Description of the task » Go through the entries below and copy each line containing the word "status".
§ §
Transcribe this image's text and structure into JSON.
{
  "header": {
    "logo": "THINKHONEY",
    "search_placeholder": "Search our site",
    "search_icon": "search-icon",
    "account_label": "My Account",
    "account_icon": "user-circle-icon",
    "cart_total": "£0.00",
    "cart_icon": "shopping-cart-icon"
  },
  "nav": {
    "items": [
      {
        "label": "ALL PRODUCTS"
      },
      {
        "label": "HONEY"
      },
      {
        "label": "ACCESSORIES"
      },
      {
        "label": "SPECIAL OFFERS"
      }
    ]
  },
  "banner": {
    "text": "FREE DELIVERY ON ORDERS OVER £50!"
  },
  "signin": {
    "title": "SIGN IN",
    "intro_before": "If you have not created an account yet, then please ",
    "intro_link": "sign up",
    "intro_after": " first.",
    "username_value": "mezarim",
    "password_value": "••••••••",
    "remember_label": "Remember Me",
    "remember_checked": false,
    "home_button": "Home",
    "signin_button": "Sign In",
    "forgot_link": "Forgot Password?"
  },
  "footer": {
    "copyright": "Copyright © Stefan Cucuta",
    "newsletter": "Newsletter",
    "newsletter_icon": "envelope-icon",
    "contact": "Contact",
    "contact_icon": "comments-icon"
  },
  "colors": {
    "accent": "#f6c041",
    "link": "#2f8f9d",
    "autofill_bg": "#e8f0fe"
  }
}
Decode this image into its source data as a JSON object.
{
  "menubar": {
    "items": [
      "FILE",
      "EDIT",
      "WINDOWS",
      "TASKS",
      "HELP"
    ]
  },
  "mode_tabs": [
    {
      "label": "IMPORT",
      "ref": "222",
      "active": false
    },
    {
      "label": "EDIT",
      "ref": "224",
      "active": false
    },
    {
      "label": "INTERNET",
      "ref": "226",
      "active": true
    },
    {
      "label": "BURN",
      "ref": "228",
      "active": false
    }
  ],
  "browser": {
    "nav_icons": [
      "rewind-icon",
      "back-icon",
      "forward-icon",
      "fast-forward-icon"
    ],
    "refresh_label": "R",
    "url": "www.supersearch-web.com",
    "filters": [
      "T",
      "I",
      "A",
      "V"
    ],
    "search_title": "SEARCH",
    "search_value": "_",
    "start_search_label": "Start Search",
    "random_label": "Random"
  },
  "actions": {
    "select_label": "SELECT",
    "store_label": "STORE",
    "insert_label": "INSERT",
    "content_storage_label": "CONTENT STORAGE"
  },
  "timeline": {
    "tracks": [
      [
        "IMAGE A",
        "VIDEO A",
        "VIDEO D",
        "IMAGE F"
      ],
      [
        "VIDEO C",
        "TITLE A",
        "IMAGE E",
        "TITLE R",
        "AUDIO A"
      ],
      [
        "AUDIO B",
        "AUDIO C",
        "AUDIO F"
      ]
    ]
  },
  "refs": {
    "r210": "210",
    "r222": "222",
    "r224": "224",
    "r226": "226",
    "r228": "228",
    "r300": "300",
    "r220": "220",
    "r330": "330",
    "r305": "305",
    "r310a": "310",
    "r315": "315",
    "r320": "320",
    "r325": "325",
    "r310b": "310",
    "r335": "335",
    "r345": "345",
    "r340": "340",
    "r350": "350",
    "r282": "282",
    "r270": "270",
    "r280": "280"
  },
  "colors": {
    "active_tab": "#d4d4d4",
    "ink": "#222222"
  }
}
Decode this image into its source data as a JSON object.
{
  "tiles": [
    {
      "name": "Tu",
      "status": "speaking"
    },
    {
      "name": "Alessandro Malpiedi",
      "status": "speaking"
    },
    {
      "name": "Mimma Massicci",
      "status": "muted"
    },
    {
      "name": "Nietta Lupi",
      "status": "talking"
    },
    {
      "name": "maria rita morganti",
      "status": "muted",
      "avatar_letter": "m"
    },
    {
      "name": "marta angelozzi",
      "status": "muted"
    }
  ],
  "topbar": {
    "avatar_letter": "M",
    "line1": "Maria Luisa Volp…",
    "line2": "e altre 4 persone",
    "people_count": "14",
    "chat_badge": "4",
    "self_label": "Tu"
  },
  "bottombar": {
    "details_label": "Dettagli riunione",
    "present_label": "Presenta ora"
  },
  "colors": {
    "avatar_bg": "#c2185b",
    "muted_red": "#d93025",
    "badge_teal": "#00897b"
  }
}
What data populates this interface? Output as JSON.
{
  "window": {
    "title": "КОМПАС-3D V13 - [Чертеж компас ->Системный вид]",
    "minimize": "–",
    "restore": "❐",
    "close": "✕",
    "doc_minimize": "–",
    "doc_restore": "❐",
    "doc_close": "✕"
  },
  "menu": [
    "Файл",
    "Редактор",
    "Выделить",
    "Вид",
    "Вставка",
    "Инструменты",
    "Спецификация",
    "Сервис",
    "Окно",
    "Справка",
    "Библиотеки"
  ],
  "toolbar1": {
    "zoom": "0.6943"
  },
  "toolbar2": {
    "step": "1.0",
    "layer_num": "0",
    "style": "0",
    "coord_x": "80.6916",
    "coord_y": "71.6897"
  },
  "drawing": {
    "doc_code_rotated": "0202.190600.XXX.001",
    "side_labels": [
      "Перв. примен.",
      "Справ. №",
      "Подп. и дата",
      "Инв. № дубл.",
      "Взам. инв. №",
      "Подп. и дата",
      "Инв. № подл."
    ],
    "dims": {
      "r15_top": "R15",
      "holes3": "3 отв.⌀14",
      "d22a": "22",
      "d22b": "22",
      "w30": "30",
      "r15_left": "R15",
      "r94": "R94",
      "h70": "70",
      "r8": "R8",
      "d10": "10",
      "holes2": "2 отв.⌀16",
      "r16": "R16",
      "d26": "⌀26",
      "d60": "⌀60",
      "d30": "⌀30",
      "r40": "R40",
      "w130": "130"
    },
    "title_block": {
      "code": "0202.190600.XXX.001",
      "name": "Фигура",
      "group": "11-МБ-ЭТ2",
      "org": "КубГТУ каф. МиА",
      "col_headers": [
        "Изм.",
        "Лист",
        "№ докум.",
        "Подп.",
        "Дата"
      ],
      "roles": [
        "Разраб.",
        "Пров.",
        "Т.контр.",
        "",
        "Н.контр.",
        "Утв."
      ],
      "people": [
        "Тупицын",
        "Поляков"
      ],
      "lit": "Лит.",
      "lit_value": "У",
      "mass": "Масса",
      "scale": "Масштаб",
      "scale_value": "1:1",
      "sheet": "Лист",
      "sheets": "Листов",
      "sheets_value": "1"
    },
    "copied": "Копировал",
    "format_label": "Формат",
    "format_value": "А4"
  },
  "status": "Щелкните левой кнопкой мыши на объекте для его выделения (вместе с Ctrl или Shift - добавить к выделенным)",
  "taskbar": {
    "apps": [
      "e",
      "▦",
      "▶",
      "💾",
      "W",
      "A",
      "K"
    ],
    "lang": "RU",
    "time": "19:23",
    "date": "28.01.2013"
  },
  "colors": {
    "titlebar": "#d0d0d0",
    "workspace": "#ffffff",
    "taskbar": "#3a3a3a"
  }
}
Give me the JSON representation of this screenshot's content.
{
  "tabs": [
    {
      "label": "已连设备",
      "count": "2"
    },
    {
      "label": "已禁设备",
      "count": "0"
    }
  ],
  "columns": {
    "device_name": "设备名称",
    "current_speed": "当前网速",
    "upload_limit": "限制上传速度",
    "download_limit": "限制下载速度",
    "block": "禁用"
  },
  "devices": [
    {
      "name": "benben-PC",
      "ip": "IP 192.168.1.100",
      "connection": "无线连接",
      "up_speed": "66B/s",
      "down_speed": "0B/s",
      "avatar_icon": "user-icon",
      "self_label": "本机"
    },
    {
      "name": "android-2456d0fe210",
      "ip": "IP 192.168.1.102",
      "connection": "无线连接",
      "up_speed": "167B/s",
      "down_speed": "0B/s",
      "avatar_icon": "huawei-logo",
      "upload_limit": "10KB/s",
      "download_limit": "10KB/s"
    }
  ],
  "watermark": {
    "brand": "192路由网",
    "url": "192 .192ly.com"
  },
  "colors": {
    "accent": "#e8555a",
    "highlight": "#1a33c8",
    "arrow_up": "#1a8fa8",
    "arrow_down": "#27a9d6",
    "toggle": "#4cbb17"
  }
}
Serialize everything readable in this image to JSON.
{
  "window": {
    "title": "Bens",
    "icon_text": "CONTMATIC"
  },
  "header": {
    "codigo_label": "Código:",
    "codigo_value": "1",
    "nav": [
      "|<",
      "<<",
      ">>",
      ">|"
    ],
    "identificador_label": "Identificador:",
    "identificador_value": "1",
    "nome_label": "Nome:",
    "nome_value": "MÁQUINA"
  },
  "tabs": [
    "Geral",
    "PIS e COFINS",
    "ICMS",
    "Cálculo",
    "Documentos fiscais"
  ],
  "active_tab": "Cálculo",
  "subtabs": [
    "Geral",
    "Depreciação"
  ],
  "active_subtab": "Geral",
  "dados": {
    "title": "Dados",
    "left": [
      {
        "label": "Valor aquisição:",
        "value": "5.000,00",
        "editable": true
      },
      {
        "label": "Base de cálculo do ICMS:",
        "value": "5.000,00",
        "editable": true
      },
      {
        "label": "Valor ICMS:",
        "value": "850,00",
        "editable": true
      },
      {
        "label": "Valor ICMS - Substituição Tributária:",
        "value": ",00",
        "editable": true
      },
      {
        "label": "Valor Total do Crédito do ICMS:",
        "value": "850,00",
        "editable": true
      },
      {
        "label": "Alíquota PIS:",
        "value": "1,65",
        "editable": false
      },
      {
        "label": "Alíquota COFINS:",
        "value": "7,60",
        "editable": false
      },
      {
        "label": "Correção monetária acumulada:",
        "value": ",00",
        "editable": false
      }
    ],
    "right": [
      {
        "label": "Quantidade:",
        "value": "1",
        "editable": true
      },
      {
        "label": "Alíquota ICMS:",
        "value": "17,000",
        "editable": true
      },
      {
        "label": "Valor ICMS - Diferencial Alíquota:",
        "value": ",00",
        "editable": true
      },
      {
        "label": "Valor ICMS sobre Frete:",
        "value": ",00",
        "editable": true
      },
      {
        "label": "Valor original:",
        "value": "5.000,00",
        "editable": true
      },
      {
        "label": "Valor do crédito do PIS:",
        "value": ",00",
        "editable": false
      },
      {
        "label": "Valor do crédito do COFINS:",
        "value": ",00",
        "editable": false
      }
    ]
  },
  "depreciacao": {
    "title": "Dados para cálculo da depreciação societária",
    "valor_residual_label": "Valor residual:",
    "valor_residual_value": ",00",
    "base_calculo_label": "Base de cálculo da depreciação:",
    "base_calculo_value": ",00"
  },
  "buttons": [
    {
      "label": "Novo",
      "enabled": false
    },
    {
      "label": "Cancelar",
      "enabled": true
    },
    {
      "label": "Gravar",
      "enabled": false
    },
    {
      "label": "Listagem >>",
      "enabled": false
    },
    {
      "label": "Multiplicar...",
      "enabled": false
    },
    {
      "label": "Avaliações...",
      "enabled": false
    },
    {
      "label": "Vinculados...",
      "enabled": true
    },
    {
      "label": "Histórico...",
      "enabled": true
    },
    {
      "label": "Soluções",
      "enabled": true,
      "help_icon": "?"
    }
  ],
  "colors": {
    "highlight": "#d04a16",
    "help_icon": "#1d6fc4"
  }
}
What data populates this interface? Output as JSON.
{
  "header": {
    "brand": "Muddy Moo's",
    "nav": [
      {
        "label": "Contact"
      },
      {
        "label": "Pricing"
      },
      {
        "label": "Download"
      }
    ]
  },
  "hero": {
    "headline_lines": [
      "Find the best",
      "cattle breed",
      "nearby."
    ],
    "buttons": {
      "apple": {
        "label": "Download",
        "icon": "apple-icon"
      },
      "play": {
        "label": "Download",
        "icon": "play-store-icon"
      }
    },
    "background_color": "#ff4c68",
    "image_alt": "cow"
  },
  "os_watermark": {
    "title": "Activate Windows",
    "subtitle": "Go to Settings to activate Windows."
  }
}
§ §
Response for this exercise »
      "status": "speaking"
      "status": "speaking"
      "status": "muted"
      "status": "talking"
      "status": "muted",
      "status": "muted"
  "status": "Щелкните левой кнопкой мыши на объекте для его выделения (вместе с Ctrl или Shift - добавить к выделенным)",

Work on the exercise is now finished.